━━━ Provided material

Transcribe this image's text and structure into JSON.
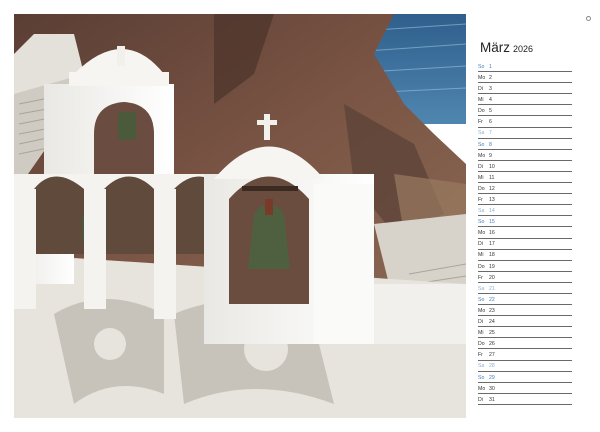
{
  "calendar": {
    "month": "März",
    "year": "2026",
    "days": [
      {
        "wd": "So",
        "d": "1",
        "type": "sun"
      },
      {
        "wd": "Mo",
        "d": "2",
        "type": "wk"
      },
      {
        "wd": "Di",
        "d": "3",
        "type": "wk"
      },
      {
        "wd": "Mi",
        "d": "4",
        "type": "wk"
      },
      {
        "wd": "Do",
        "d": "5",
        "type": "wk"
      },
      {
        "wd": "Fr",
        "d": "6",
        "type": "wk"
      },
      {
        "wd": "Sa",
        "d": "7",
        "type": "sat"
      },
      {
        "wd": "So",
        "d": "8",
        "type": "sun"
      },
      {
        "wd": "Mo",
        "d": "9",
        "type": "wk"
      },
      {
        "wd": "Di",
        "d": "10",
        "type": "wk"
      },
      {
        "wd": "Mi",
        "d": "11",
        "type": "wk"
      },
      {
        "wd": "Do",
        "d": "12",
        "type": "wk"
      },
      {
        "wd": "Fr",
        "d": "13",
        "type": "wk"
      },
      {
        "wd": "Sa",
        "d": "14",
        "type": "sat"
      },
      {
        "wd": "So",
        "d": "15",
        "type": "sun"
      },
      {
        "wd": "Mo",
        "d": "16",
        "type": "wk"
      },
      {
        "wd": "Di",
        "d": "17",
        "type": "wk"
      },
      {
        "wd": "Mi",
        "d": "18",
        "type": "wk"
      },
      {
        "wd": "Do",
        "d": "19",
        "type": "wk"
      },
      {
        "wd": "Fr",
        "d": "20",
        "type": "wk"
      },
      {
        "wd": "Sa",
        "d": "21",
        "type": "sat"
      },
      {
        "wd": "So",
        "d": "22",
        "type": "sun"
      },
      {
        "wd": "Mo",
        "d": "23",
        "type": "wk"
      },
      {
        "wd": "Di",
        "d": "24",
        "type": "wk"
      },
      {
        "wd": "Mi",
        "d": "25",
        "type": "wk"
      },
      {
        "wd": "Do",
        "d": "26",
        "type": "wk"
      },
      {
        "wd": "Fr",
        "d": "27",
        "type": "wk"
      },
      {
        "wd": "Sa",
        "d": "28",
        "type": "sat"
      },
      {
        "wd": "So",
        "d": "29",
        "type": "sun"
      },
      {
        "wd": "Mo",
        "d": "30",
        "type": "wk"
      },
      {
        "wd": "Di",
        "d": "31",
        "type": "wk"
      }
    ]
  },
  "colors": {
    "sunday": "#3f7fbf",
    "saturday": "#8fb0d0",
    "weekday": "#333333",
    "sea": "#3a6f9a",
    "cliff": "#6e4a3a",
    "whitewash": "#f4f3ef"
  }
}
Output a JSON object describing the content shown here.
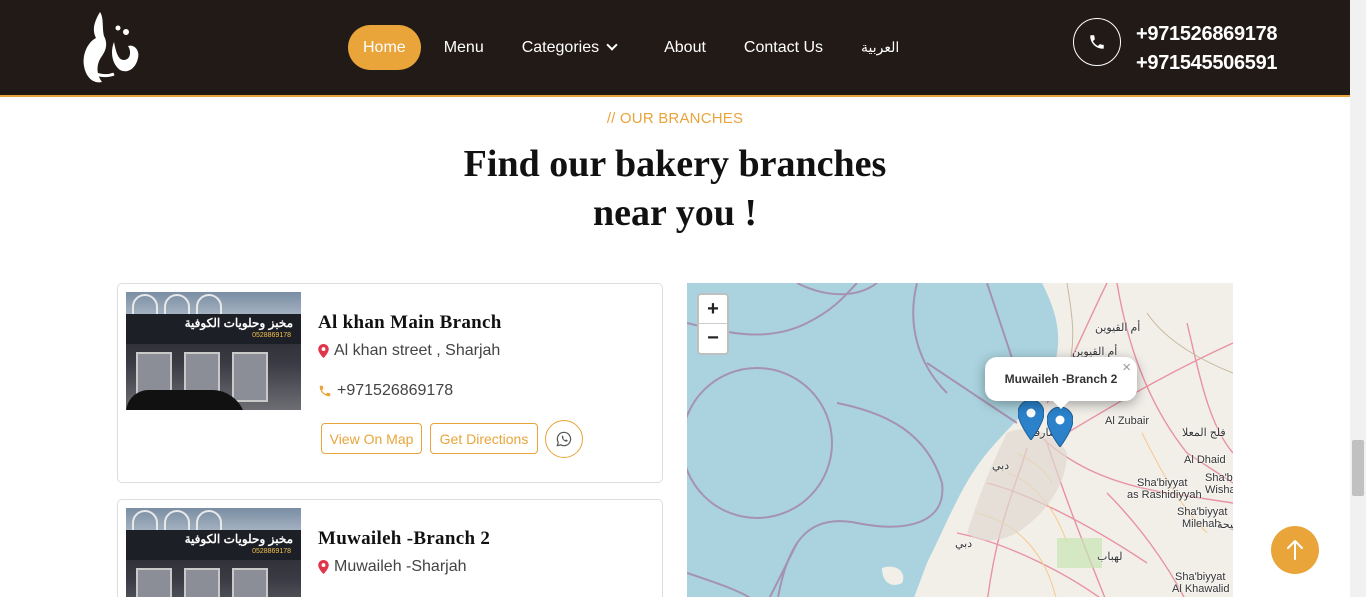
{
  "header": {
    "logo_alt": "الكوفية",
    "nav": [
      {
        "label": "Home",
        "active": true
      },
      {
        "label": "Menu"
      },
      {
        "label": "Categories"
      },
      {
        "label": "About"
      },
      {
        "label": "Contact Us"
      },
      {
        "label": "العربية"
      }
    ],
    "phones": [
      "+971526869178",
      "+971545506591"
    ],
    "phone_icon": "phone-icon"
  },
  "section": {
    "eyebrow": "// OUR BRANCHES",
    "title_line1": "Find our bakery branches",
    "title_line2": "near you !"
  },
  "branches": [
    {
      "name": "Al khan Main Branch",
      "address": "Al khan street , Sharjah",
      "phone": "+971526869178",
      "view_label": "View On Map",
      "directions_label": "Get Directions",
      "sign_text": "مخبز وحلويات الكوفية",
      "sign_phone": "0528869178"
    },
    {
      "name": "Muwaileh -Branch 2",
      "address": "Muwaileh -Sharjah",
      "sign_text": "مخبز وحلويات الكوفية",
      "sign_phone": "0528869178"
    }
  ],
  "map": {
    "zoom_in": "+",
    "zoom_out": "−",
    "popup": "Muwaileh -Branch 2",
    "popup_close": "×",
    "labels": {
      "umm_al_quwain_ar": "أم القيوين",
      "umm_al_quwain_ar2": "أم القيوين",
      "al_zubair": "Al Zubair",
      "falaj_al_mualla": "فلج المعلا",
      "al_dhaid": "Al Dhaid",
      "shabiyyat_1": "Sha'bi",
      "wisha": "Wisha",
      "shabiyyat_rashidiyyah_1": "Sha'biyyat",
      "shabiyyat_rashidiyyah_2": "as Rashidiyyah",
      "shabiyyat_milehah_1": "Sha'biyyat",
      "shabiyyat_milehah_2": "Milehah",
      "milehah_ar": "مليحة",
      "lahbab": "لهباب",
      "dubai_ar": "دبي",
      "dubai_ar2": "دبي",
      "sharjah_ar": "شارقة",
      "shabiyyat_khawalid_1": "Sha'biyyat",
      "shabiyyat_khawalid_2": "Al Khawalid"
    }
  },
  "colors": {
    "accent": "#e9a43a",
    "header_bg": "#221a17",
    "sea": "#aad3df",
    "land": "#f2efe9"
  }
}
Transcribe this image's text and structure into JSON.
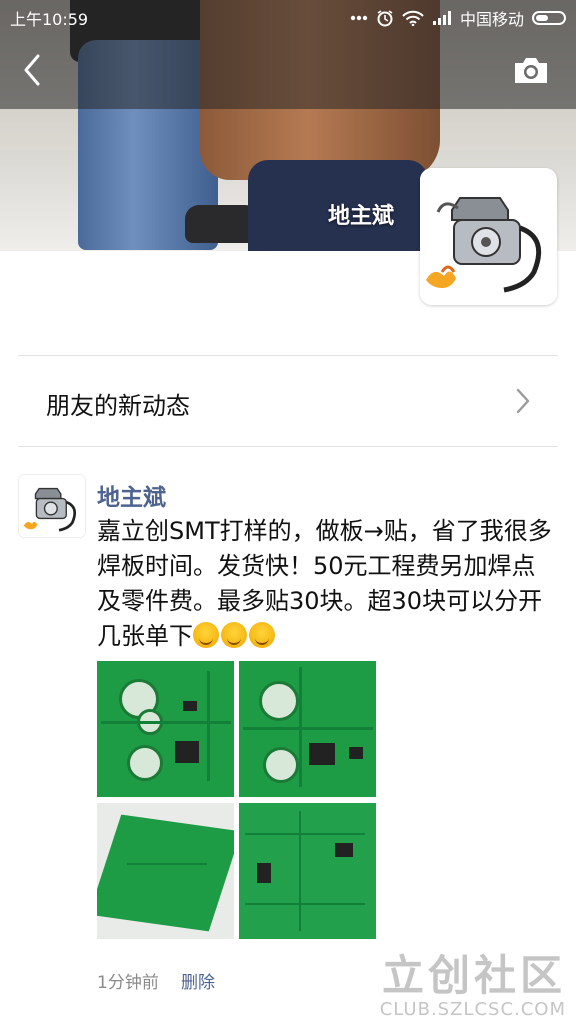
{
  "status_bar": {
    "time": "上午10:59",
    "carrier": "中国移动",
    "icons": [
      "more-dots-icon",
      "alarm-icon",
      "wifi-icon",
      "signal-icon",
      "battery-icon"
    ]
  },
  "header": {
    "back_icon": "chevron-left-icon",
    "camera_icon": "camera-icon"
  },
  "profile": {
    "name": "地主斌",
    "avatar_icon": "engine-avatar-icon"
  },
  "friends_updates": {
    "label": "朋友的新动态",
    "chevron_icon": "chevron-right-icon"
  },
  "post": {
    "author": "地主斌",
    "text": "嘉立创SMT打样的，做板→贴，省了我很多焊板时间。发货快！50元工程费另加焊点及零件费。最多贴30块。超30块可以分开几张单下",
    "emoji_count": 3,
    "emoji_icon": "smiling-face-icon",
    "photos": [
      "pcb-photo-1",
      "pcb-photo-2",
      "pcb-photo-3",
      "pcb-photo-4"
    ],
    "time": "1分钟前",
    "delete_label": "删除"
  },
  "watermark": {
    "big": "立创社区",
    "small": "CLUB.SZLCSC.COM"
  },
  "colors": {
    "link_blue": "#4f6391",
    "pcb_green": "#1e9b45"
  }
}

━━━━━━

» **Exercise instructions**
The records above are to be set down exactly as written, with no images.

» **Task result**
Transcribe this image's text and structure into JSON.
{
  "calendar": {
    "month": "März",
    "year": "2026",
    "days": [
      {
        "wd": "So",
        "d": "1",
        "type": "sun"
      },
      {
        "wd": "Mo",
        "d": "2",
        "type": "wk"
      },
      {
        "wd": "Di",
        "d": "3",
        "type": "wk"
      },
      {
        "wd": "Mi",
        "d": "4",
        "type": "wk"
      },
      {
        "wd": "Do",
        "d": "5",
        "type": "wk"
      },
      {
        "wd": "Fr",
        "d": "6",
        "type": "wk"
      },
      {
        "wd": "Sa",
        "d": "7",
        "type": "sat"
      },
      {
        "wd": "So",
        "d": "8",
        "type": "sun"
      },
      {
        "wd": "Mo",
        "d": "9",
        "type": "wk"
      },
      {
        "wd": "Di",
        "d": "10",
        "type": "wk"
      },
      {
        "wd": "Mi",
        "d": "11",
        "type": "wk"
      },
      {
        "wd": "Do",
        "d": "12",
        "type": "wk"
      },
      {
        "wd": "Fr",
        "d": "13",
        "type": "wk"
      },
      {
        "wd": "Sa",
        "d": "14",
        "type": "sat"
      },
      {
        "wd": "So",
        "d": "15",
        "type": "sun"
      },
      {
        "wd": "Mo",
        "d": "16",
        "type": "wk"
      },
      {
        "wd": "Di",
        "d": "17",
        "type": "wk"
      },
      {
        "wd": "Mi",
        "d": "18",
        "type": "wk"
      },
      {
        "wd": "Do",
        "d": "19",
        "type": "wk"
      },
      {
        "wd": "Fr",
        "d": "20",
        "type": "wk"
      },
      {
        "wd": "Sa",
        "d": "21",
        "type": "sat"
      },
      {
        "wd": "So",
        "d": "22",
        "type": "sun"
      },
      {
        "wd": "Mo",
        "d": "23",
        "type": "wk"
      },
      {
        "wd": "Di",
        "d": "24",
        "type": "wk"
      },
      {
        "wd": "Mi",
        "d": "25",
        "type": "wk"
      },
      {
        "wd": "Do",
        "d": "26",
        "type": "wk"
      },
      {
        "wd": "Fr",
        "d": "27",
        "type": "wk"
      },
      {
        "wd": "Sa",
        "d": "28",
        "type": "sat"
      },
      {
        "wd": "So",
        "d": "29",
        "type": "sun"
      },
      {
        "wd": "Mo",
        "d": "30",
        "type": "wk"
      },
      {
        "wd": "Di",
        "d": "31",
        "type": "wk"
      }
    ]
  },
  "colors": {
    "sunday": "#3f7fbf",
    "saturday": "#8fb0d0",
    "weekday": "#333333",
    "sea": "#3a6f9a",
    "cliff": "#6e4a3a",
    "whitewash": "#f4f3ef"
  }
}
Output a JSON object describing the content shown here.
{
  "header": {
    "logo_alt": "الكوفية",
    "nav": [
      {
        "label": "Home",
        "active": true
      },
      {
        "label": "Menu"
      },
      {
        "label": "Categories"
      },
      {
        "label": "About"
      },
      {
        "label": "Contact Us"
      },
      {
        "label": "العربية"
      }
    ],
    "phones": [
      "+971526869178",
      "+971545506591"
    ],
    "phone_icon": "phone-icon"
  },
  "section": {
    "eyebrow": "// OUR BRANCHES",
    "title_line1": "Find our bakery branches",
    "title_line2": "near you !"
  },
  "branches": [
    {
      "name": "Al khan Main Branch",
      "address": "Al khan street , Sharjah",
      "phone": "+971526869178",
      "view_label": "View On Map",
      "directions_label": "Get Directions",
      "sign_text": "مخبز وحلويات الكوفية",
      "sign_phone": "0528869178"
    },
    {
      "name": "Muwaileh -Branch 2",
      "address": "Muwaileh -Sharjah",
      "sign_text": "مخبز وحلويات الكوفية",
      "sign_phone": "0528869178"
    }
  ],
  "map": {
    "zoom_in": "+",
    "zoom_out": "−",
    "popup": "Muwaileh -Branch 2",
    "popup_close": "×",
    "labels": {
      "umm_al_quwain_ar": "أم القيوين",
      "umm_al_quwain_ar2": "أم القيوين",
      "al_zubair": "Al Zubair",
      "falaj_al_mualla": "فلج المعلا",
      "al_dhaid": "Al Dhaid",
      "shabiyyat_1": "Sha'bi",
      "wisha": "Wisha",
      "shabiyyat_rashidiyyah_1": "Sha'biyyat",
      "shabiyyat_rashidiyyah_2": "as Rashidiyyah",
      "shabiyyat_milehah_1": "Sha'biyyat",
      "shabiyyat_milehah_2": "Milehah",
      "milehah_ar": "مليحة",
      "lahbab": "لهباب",
      "dubai_ar": "دبي",
      "dubai_ar2": "دبي",
      "sharjah_ar": "شارقة",
      "shabiyyat_khawalid_1": "Sha'biyyat",
      "shabiyyat_khawalid_2": "Al Khawalid"
    }
  },
  "colors": {
    "accent": "#e9a43a",
    "header_bg": "#221a17",
    "sea": "#aad3df",
    "land": "#f2efe9"
  }
}
Transcribe this image's text and structure into JSON.
{
  "status_bar": {
    "time": "上午10:59",
    "carrier": "中国移动",
    "icons": [
      "more-dots-icon",
      "alarm-icon",
      "wifi-icon",
      "signal-icon",
      "battery-icon"
    ]
  },
  "header": {
    "back_icon": "chevron-left-icon",
    "camera_icon": "camera-icon"
  },
  "profile": {
    "name": "地主斌",
    "avatar_icon": "engine-avatar-icon"
  },
  "friends_updates": {
    "label": "朋友的新动态",
    "chevron_icon": "chevron-right-icon"
  },
  "post": {
    "author": "地主斌",
    "text": "嘉立创SMT打样的，做板→贴，省了我很多焊板时间。发货快！50元工程费另加焊点及零件费。最多贴30块。超30块可以分开几张单下",
    "emoji_count": 3,
    "emoji_icon": "smiling-face-icon",
    "photos": [
      "pcb-photo-1",
      "pcb-photo-2",
      "pcb-photo-3",
      "pcb-photo-4"
    ],
    "time": "1分钟前",
    "delete_label": "删除"
  },
  "watermark": {
    "big": "立创社区",
    "small": "CLUB.SZLCSC.COM"
  },
  "colors": {
    "link_blue": "#4f6391",
    "pcb_green": "#1e9b45"
  }
}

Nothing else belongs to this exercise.